-- GIVEN DATA follows --
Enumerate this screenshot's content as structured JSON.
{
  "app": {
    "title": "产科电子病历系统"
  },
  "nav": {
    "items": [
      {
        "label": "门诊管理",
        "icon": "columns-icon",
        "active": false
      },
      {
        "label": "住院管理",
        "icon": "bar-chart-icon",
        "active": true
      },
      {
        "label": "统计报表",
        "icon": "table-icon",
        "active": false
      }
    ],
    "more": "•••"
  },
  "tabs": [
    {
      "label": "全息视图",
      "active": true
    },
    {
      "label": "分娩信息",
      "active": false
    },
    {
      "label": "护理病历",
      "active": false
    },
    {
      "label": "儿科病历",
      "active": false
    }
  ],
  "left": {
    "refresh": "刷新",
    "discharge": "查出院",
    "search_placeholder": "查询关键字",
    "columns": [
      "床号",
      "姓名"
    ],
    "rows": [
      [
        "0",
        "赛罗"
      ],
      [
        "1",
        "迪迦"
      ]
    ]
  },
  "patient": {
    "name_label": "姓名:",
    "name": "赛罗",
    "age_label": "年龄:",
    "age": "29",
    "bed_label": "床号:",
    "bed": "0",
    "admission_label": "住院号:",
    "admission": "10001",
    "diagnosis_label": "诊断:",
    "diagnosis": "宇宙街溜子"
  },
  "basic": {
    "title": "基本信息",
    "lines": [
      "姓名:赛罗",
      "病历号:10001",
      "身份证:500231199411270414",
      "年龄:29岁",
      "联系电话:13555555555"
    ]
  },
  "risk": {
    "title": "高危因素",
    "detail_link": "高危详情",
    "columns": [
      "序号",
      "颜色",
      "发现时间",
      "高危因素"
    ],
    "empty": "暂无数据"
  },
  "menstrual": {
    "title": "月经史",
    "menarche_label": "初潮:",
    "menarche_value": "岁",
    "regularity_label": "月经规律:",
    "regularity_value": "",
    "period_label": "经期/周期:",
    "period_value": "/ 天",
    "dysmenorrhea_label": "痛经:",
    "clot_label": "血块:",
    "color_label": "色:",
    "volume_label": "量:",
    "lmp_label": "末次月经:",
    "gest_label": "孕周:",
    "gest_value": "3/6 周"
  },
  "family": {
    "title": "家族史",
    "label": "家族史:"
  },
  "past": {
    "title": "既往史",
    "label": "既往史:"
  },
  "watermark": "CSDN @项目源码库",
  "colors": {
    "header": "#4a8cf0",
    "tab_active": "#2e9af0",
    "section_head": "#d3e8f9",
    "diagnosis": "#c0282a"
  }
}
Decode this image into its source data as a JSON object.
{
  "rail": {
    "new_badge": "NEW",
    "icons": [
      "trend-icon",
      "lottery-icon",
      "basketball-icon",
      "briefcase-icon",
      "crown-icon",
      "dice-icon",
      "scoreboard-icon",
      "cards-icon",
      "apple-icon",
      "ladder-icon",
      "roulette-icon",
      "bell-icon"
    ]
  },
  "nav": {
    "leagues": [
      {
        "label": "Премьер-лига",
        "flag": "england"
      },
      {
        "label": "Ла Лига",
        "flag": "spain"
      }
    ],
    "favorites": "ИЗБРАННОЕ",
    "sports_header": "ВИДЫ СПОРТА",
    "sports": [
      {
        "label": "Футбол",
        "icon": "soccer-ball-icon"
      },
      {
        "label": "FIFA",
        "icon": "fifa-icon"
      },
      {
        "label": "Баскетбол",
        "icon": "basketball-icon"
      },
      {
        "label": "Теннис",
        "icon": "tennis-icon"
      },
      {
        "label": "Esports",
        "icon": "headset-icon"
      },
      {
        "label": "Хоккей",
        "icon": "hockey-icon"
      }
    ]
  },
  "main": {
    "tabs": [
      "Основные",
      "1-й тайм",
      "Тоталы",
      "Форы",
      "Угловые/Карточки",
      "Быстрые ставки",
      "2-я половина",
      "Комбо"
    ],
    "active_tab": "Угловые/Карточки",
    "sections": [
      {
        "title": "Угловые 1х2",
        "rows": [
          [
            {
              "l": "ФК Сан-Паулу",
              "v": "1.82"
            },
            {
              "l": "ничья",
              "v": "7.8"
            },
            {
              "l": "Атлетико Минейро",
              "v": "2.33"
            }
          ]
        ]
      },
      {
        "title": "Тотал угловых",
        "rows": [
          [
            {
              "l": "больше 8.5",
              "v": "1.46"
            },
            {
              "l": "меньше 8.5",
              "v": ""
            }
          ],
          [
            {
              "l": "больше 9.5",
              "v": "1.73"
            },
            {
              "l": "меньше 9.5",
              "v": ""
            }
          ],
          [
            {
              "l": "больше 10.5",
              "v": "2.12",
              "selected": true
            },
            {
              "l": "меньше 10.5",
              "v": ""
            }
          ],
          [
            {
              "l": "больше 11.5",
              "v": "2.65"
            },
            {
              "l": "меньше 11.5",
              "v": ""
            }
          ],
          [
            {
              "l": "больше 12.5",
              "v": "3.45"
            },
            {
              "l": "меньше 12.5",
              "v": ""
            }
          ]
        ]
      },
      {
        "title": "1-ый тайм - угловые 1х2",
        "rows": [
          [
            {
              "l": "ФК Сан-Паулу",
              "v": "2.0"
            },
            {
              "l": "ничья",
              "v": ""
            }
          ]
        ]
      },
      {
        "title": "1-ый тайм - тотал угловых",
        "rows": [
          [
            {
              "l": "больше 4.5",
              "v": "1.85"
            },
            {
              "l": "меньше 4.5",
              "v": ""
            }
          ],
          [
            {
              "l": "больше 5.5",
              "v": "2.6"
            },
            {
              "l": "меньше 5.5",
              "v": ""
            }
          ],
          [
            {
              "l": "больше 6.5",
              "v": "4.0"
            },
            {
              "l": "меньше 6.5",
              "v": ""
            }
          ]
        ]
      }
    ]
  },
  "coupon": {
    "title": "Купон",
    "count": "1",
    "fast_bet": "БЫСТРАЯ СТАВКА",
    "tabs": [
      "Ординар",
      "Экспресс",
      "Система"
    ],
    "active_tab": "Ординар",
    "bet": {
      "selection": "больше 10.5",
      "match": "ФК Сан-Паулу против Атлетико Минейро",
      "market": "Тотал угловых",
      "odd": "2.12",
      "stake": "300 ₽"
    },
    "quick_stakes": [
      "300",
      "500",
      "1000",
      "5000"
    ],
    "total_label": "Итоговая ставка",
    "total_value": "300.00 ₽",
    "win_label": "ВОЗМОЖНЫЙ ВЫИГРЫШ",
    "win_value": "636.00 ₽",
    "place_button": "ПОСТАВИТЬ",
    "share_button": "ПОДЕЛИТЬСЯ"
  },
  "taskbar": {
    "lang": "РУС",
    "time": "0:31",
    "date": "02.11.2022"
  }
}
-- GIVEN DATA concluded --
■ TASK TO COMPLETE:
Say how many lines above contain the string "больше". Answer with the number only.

■ WRITTEN ANSWER:
9